Trace Amine-Associated Receptors

The “trace amines” are normal chemicals found in the brain that have been associated with neurological disorders such as depression, schizophrenia, attention deficit hyperactivity disorder, and addiction. In the last 10 years, there have been major advances in our understanding of how trace amines contribute to normal and abnormal brain function. A family of specific receptors for trace amines was recently identified, the so-called “Trace Amine-Associated Receptors” or TAARs. TAARs are found in all mammals examined so far, including humans. The best described member of this receptor family, TAAR1, is found in the brain and is activated by trace amines, and by psychostimulants and drugs of abuse such as LSD, methamphetamine, and MDMA (ecstasy). As a result, TAAR1 is a focus of extensive research. Much less is known about the other members of the TAAR gene family (TAARs 2 through 9 in mouse), despite the fact that they may also function in neurological disorders. This proposal describes two complementary Aims: to test whether TAARs 2 through 9 are found in the mouse brain, and whether removing these receptors causes behavioral changes that are consistent with a role in neurological disorders. To do this, we are taking advantage of unique, genetically modified mouse strains that my lab recently generated to study olfactory function. Support for this proposal would allow my lab to leverage these currently existing genetic tools to pursue a new avenue of research that may have clinical relevance. The long-term goal of this work is to better understand how dysfunction of TAAR genes contributes to neurological disorders in humans.

Other Grants

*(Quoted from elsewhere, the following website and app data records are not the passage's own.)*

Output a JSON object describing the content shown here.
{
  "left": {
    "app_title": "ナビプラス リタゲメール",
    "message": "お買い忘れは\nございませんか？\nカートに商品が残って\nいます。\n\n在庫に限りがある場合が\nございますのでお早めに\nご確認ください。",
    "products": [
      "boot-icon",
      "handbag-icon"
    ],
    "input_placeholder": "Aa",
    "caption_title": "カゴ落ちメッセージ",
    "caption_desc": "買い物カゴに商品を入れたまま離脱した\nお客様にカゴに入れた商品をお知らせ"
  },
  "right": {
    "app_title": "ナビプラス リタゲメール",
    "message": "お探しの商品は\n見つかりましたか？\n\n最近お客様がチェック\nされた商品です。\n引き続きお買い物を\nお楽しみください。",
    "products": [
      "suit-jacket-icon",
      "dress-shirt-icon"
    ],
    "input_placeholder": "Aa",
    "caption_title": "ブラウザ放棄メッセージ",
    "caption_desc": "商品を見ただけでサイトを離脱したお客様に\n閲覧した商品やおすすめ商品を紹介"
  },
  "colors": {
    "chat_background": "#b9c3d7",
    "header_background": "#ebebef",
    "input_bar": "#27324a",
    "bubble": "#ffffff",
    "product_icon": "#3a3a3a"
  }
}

Lindsay M. De Biase, Ph.D., University of California Los Angeles
The role of microglial lysosomes in selective neuronal vulnerability
Synapses, the sites of signaling between neurons in the brain, play essential roles in learning, memory, and the health of neurons themselves. An enduring mystery is why some neurons are…
How the nervous system constructs internal models of the external world
As animals navigate their environments, they construct internal models of the external sensory world and use these models to guide their behavior. This ability to incorporate ongoing sensory stimuli into…
Xiaojing Gao, Ph.D., Stanford University
When Neural Circuits Meet Molecular Circuits: Quantitative Genetic Manipulation with Single-cell Consistency
Cells are the building blocks of our bodies. We get sick when the cells “misbehave”. The way modern gene therapies work is to introduce genes, fragments of DNA molecules that…
Rafiq Huda, Ph.D., Rutgers University
Conducting the orchestra of movement—functional role of striatal astrocytes in health and disease
Movement requires coordinated activity across a large brain-wide network. The striatum is a particularly important part of this circuit; it integrates motor-related information from many distinct brain regions to regulate…